### PROVIDED RECORDS
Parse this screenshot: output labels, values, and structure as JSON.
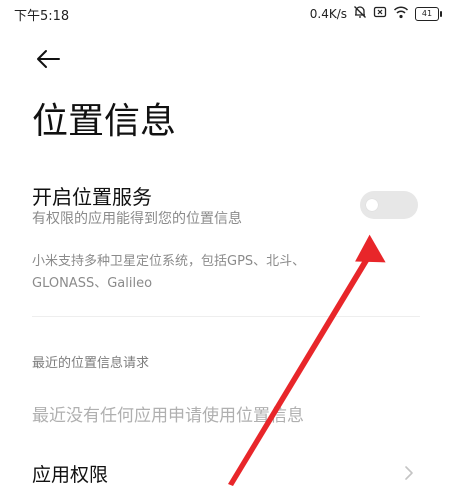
{
  "status_bar": {
    "time": "下午5:18",
    "net_speed": "0.4K/s",
    "battery": "41"
  },
  "page": {
    "title": "位置信息"
  },
  "location_service": {
    "title": "开启位置服务",
    "subtitle": "有权限的应用能得到您的位置信息",
    "enabled": false
  },
  "support_text": "小米支持多种卫星定位系统，包括GPS、北斗、GLONASS、Galileo",
  "recent": {
    "section_title": "最近的位置信息请求",
    "empty_text": "最近没有任何应用申请使用位置信息"
  },
  "app_permissions": {
    "label": "应用权限"
  },
  "colors": {
    "annotation_arrow": "#e8262a",
    "toggle_off": "#e7e7e7"
  }
}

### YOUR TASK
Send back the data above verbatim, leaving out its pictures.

### TASK RESULT
Parse this screenshot: output labels, values, and structure as JSON.
{
  "status_bar": {
    "time": "下午5:18",
    "net_speed": "0.4K/s",
    "battery": "41"
  },
  "page": {
    "title": "位置信息"
  },
  "location_service": {
    "title": "开启位置服务",
    "subtitle": "有权限的应用能得到您的位置信息",
    "enabled": false
  },
  "support_text": "小米支持多种卫星定位系统，包括GPS、北斗、GLONASS、Galileo",
  "recent": {
    "section_title": "最近的位置信息请求",
    "empty_text": "最近没有任何应用申请使用位置信息"
  },
  "app_permissions": {
    "label": "应用权限"
  },
  "colors": {
    "annotation_arrow": "#e8262a",
    "toggle_off": "#e7e7e7"
  }
}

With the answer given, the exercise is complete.